War effort


War effort

In politics and military planning, a war effort refers to a coordinated mobilization of society's resources—both industrial and human—towards the support of a military force. Depending on the militarization of the culture, the relative size of the armed forces and the society supporting them, the style of government, and the popular support for the military objectives, such war effort can range from a small industry to complete command of society.

Although many societies were retroactively perceived to be engaged in a war effort, the concept was not generally used until the 19th century, when the leaders of the French Revolution called for the "levée en masse" and a general mobilization of society to prevent monarchist forces from reclaiming control of the French government. The concept was subsequently adapted and used by Prussia, the United Kingdom, and the United States, especially during World War I and World War II. The term "war effort" was coined in conjunction with these efforts.

Although certain societies, especially nomadic raiders and mobile cavalry societies such as the Mongols, specialized in providing war effort-like support for their armies, the idea of a specialized "war effort" that diverted supplies, means of production, and people to military support came into general use only with the increased specialization of the industrial revolution. Previously, most military supplies were either common elements of the economy (food, clothing, horses, gunpowder) or specialized instruments produced only for war purposes by industries dedicated to the task (mainly weapons and vehicles). Crossover use of peacetime elements of society and economy for wartime uses became important due to scarcity of manpower (due to the large size of armies) and specialized materials used for war production (rubber, aluminum, steel, etc). The complex decisions involved in conversion to wartime use also necessitated organization and a bureaucracy; the term "war effort" was coined to describe these collective tasks.
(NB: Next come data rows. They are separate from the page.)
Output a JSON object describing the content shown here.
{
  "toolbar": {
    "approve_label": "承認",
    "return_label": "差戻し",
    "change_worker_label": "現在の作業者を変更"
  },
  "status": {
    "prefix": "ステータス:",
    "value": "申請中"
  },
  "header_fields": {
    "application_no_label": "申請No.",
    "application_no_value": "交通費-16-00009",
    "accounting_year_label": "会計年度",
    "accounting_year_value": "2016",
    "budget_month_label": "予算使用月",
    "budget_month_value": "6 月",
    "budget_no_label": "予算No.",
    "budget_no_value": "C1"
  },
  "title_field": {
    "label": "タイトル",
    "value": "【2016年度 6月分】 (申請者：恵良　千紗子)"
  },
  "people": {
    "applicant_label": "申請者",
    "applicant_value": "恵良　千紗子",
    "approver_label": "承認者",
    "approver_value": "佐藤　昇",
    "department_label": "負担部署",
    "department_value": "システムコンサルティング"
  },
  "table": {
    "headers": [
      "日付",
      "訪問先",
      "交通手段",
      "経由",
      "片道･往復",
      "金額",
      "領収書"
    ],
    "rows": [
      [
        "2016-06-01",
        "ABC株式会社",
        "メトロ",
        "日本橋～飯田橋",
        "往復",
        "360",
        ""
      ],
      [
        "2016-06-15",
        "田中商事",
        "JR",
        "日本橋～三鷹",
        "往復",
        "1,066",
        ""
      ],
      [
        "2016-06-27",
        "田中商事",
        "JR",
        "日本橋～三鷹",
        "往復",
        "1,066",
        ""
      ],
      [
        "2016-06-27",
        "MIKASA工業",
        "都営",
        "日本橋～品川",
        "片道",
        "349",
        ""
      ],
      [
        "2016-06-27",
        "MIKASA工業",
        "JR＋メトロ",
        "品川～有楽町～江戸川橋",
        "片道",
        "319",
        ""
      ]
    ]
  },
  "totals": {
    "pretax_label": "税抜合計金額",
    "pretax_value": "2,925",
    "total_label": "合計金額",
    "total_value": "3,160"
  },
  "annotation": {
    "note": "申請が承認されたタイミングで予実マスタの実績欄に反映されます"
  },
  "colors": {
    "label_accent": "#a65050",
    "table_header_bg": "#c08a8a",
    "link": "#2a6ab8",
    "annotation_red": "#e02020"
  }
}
Implicit in the concept of "war effort" was that the entire society was expected to contribute in some way; this served the double purpose of improving morale as well as resource conservation.

External links

* Collection of Photographs of World War II [http://www.picture-history.com/war-effort-index-001.htm War Effort] in the United States


Wikimedia Foundation. 2010.

Look at other dictionaries:

  • war effort — war .effort n [singular] things done by all the people in a country to help when that country is at war …   Dictionary of contemporary English

  • war effort — war ,effort noun singular work that is done during a war, usually by people who are not fighting but are doing other things to help their country keep fighting …   Usage of the words and phrases in modern English

  • war effort — UK US noun [singular] work that is done during a war, usually by people who are not fighting but are doing other things to help their country keep fighting Thesaurus: veterans and civilianshyponym …   Useful english dictionary

  • war effort — attempt to succeed during battles in a war …   English contemporary dictionary

  • war effort — noun (singular) things done by all the people in a country to help when that country is at war …   Longman dictionary of contemporary English

  • war effort — UK / US noun [singular] work that is done during a war, usually by people who are not fighting but are doing other things to help their country keep fighting …   English dictionary

  • war effort — /ˈwɔr ɛfət/ (say wawr efuht) noun the measures a country takes as a whole to support its troops at war, as by volunteering, or by raising money, food, or clothing for soldiers …   Australian English dictionary

  • War in Afghanistan (2001–present) — War in Afghanistan Part of the Afghan civil war and the War on Terror …   Wikipedia

  • War crimes of the Wehrmacht — are those carried out by traditional German armed forces during World War II. While the principal perpetrators of the Holocaust amongst German armed forces were the Nazi German political armies (the SS Totenkopfverbände and particularly the… …   Wikipedia

  • War of the Confederation — Date 1836–1839 Location Present day Bolivia and Peru Result United Restorative Army victory, dissolution of the confederation. Argentina fails to conquer Tarija …   Wikipedia


Share the article and excerpts

Direct link
Do a right-click on the link above
and select “Copy Link”

We are using cookies for the best presentation of our site. Continuing to use this site, you agree with this.